Records from a dataset
╔══
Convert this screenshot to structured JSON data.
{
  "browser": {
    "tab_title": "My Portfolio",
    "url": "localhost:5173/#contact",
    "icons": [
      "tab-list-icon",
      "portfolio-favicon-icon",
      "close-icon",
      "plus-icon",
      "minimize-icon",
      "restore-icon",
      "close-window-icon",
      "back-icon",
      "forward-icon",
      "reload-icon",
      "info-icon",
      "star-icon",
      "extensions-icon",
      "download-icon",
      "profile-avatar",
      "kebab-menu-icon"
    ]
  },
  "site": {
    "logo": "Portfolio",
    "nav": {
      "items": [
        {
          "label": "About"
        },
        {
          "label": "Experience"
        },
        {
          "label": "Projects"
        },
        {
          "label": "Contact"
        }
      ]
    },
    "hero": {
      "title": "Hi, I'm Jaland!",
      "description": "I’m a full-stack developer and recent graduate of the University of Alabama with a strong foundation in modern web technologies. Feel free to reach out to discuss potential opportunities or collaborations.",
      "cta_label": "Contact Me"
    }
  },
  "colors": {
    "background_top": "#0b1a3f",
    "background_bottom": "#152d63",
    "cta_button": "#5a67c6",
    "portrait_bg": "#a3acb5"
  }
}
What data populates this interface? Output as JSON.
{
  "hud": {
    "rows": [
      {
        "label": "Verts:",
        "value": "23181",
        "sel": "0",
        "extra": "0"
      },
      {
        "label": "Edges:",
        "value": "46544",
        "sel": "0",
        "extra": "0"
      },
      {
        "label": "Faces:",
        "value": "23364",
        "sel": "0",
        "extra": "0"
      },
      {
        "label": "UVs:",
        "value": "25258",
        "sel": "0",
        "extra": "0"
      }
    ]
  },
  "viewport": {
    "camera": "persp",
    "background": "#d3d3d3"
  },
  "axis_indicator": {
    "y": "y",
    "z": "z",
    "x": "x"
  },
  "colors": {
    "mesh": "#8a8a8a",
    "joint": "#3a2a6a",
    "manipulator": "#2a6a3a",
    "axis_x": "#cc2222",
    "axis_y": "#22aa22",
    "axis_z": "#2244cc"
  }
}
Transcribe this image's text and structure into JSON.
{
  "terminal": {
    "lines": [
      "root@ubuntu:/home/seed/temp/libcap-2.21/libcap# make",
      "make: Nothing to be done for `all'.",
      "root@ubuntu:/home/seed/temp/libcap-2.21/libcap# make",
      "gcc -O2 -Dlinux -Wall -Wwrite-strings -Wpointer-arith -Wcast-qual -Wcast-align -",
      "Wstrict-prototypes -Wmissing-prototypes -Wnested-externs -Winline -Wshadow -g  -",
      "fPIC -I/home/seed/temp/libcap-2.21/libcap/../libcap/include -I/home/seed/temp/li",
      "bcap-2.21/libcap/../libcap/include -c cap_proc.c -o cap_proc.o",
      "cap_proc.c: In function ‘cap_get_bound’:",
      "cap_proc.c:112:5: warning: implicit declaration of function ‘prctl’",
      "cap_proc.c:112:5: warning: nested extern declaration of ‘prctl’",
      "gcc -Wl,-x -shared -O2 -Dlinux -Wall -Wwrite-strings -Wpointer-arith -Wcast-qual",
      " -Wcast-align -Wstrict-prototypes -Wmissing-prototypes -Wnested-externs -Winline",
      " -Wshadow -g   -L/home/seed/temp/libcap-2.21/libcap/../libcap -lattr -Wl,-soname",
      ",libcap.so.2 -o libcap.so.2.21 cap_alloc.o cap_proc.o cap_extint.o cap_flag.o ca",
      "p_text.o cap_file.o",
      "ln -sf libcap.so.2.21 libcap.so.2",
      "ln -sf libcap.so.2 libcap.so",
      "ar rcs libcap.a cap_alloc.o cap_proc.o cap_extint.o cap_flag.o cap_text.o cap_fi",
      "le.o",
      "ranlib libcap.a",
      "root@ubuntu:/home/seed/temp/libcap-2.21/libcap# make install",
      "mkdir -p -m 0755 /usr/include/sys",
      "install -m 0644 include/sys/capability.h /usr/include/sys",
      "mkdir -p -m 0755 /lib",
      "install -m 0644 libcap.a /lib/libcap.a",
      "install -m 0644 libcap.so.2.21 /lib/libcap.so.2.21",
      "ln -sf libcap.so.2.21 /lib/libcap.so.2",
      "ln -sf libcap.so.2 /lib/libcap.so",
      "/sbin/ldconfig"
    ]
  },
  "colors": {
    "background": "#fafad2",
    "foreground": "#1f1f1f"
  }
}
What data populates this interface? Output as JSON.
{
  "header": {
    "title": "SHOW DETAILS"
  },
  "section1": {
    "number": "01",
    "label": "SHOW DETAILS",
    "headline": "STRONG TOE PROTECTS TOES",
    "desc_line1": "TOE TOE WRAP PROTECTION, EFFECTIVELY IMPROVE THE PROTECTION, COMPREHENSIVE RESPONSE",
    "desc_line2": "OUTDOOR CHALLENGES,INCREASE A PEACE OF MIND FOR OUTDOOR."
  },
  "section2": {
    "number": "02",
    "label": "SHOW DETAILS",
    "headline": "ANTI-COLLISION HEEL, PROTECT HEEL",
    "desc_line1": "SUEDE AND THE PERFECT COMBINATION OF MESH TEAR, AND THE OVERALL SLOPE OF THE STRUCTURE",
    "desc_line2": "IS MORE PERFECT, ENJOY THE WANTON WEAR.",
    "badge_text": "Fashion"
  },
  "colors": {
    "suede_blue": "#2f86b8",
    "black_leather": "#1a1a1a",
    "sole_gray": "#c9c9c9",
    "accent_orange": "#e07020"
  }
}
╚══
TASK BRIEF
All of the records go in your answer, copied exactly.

RESULT OF THE TASK
Convert this screenshot to structured JSON data.
{
  "browser": {
    "tab_title": "My Portfolio",
    "url": "localhost:5173/#contact",
    "icons": [
      "tab-list-icon",
      "portfolio-favicon-icon",
      "close-icon",
      "plus-icon",
      "minimize-icon",
      "restore-icon",
      "close-window-icon",
      "back-icon",
      "forward-icon",
      "reload-icon",
      "info-icon",
      "star-icon",
      "extensions-icon",
      "download-icon",
      "profile-avatar",
      "kebab-menu-icon"
    ]
  },
  "site": {
    "logo": "Portfolio",
    "nav": {
      "items": [
        {
          "label": "About"
        },
        {
          "label": "Experience"
        },
        {
          "label": "Projects"
        },
        {
          "label": "Contact"
        }
      ]
    },
    "hero": {
      "title": "Hi, I'm Jaland!",
      "description": "I’m a full-stack developer and recent graduate of the University of Alabama with a strong foundation in modern web technologies. Feel free to reach out to discuss potential opportunities or collaborations.",
      "cta_label": "Contact Me"
    }
  },
  "colors": {
    "background_top": "#0b1a3f",
    "background_bottom": "#152d63",
    "cta_button": "#5a67c6",
    "portrait_bg": "#a3acb5"
  }
}
What data populates this interface? Output as JSON.
{
  "hud": {
    "rows": [
      {
        "label": "Verts:",
        "value": "23181",
        "sel": "0",
        "extra": "0"
      },
      {
        "label": "Edges:",
        "value": "46544",
        "sel": "0",
        "extra": "0"
      },
      {
        "label": "Faces:",
        "value": "23364",
        "sel": "0",
        "extra": "0"
      },
      {
        "label": "UVs:",
        "value": "25258",
        "sel": "0",
        "extra": "0"
      }
    ]
  },
  "viewport": {
    "camera": "persp",
    "background": "#d3d3d3"
  },
  "axis_indicator": {
    "y": "y",
    "z": "z",
    "x": "x"
  },
  "colors": {
    "mesh": "#8a8a8a",
    "joint": "#3a2a6a",
    "manipulator": "#2a6a3a",
    "axis_x": "#cc2222",
    "axis_y": "#22aa22",
    "axis_z": "#2244cc"
  }
}
Transcribe this image's text and structure into JSON.
{
  "terminal": {
    "lines": [
      "root@ubuntu:/home/seed/temp/libcap-2.21/libcap# make",
      "make: Nothing to be done for `all'.",
      "root@ubuntu:/home/seed/temp/libcap-2.21/libcap# make",
      "gcc -O2 -Dlinux -Wall -Wwrite-strings -Wpointer-arith -Wcast-qual -Wcast-align -",
      "Wstrict-prototypes -Wmissing-prototypes -Wnested-externs -Winline -Wshadow -g  -",
      "fPIC -I/home/seed/temp/libcap-2.21/libcap/../libcap/include -I/home/seed/temp/li",
      "bcap-2.21/libcap/../libcap/include -c cap_proc.c -o cap_proc.o",
      "cap_proc.c: In function ‘cap_get_bound’:",
      "cap_proc.c:112:5: warning: implicit declaration of function ‘prctl’",
      "cap_proc.c:112:5: warning: nested extern declaration of ‘prctl’",
      "gcc -Wl,-x -shared -O2 -Dlinux -Wall -Wwrite-strings -Wpointer-arith -Wcast-qual",
      " -Wcast-align -Wstrict-prototypes -Wmissing-prototypes -Wnested-externs -Winline",
      " -Wshadow -g   -L/home/seed/temp/libcap-2.21/libcap/../libcap -lattr -Wl,-soname",
      ",libcap.so.2 -o libcap.so.2.21 cap_alloc.o cap_proc.o cap_extint.o cap_flag.o ca",
      "p_text.o cap_file.o",
      "ln -sf libcap.so.2.21 libcap.so.2",
      "ln -sf libcap.so.2 libcap.so",
      "ar rcs libcap.a cap_alloc.o cap_proc.o cap_extint.o cap_flag.o cap_text.o cap_fi",
      "le.o",
      "ranlib libcap.a",
      "root@ubuntu:/home/seed/temp/libcap-2.21/libcap# make install",
      "mkdir -p -m 0755 /usr/include/sys",
      "install -m 0644 include/sys/capability.h /usr/include/sys",
      "mkdir -p -m 0755 /lib",
      "install -m 0644 libcap.a /lib/libcap.a",
      "install -m 0644 libcap.so.2.21 /lib/libcap.so.2.21",
      "ln -sf libcap.so.2.21 /lib/libcap.so.2",
      "ln -sf libcap.so.2 /lib/libcap.so",
      "/sbin/ldconfig"
    ]
  },
  "colors": {
    "background": "#fafad2",
    "foreground": "#1f1f1f"
  }
}
What data populates this interface? Output as JSON.
{
  "header": {
    "title": "SHOW DETAILS"
  },
  "section1": {
    "number": "01",
    "label": "SHOW DETAILS",
    "headline": "STRONG TOE PROTECTS TOES",
    "desc_line1": "TOE TOE WRAP PROTECTION, EFFECTIVELY IMPROVE THE PROTECTION, COMPREHENSIVE RESPONSE",
    "desc_line2": "OUTDOOR CHALLENGES,INCREASE A PEACE OF MIND FOR OUTDOOR."
  },
  "section2": {
    "number": "02",
    "label": "SHOW DETAILS",
    "headline": "ANTI-COLLISION HEEL, PROTECT HEEL",
    "desc_line1": "SUEDE AND THE PERFECT COMBINATION OF MESH TEAR, AND THE OVERALL SLOPE OF THE STRUCTURE",
    "desc_line2": "IS MORE PERFECT, ENJOY THE WANTON WEAR.",
    "badge_text": "Fashion"
  },
  "colors": {
    "suede_blue": "#2f86b8",
    "black_leather": "#1a1a1a",
    "sole_gray": "#c9c9c9",
    "accent_orange": "#e07020"
  }
}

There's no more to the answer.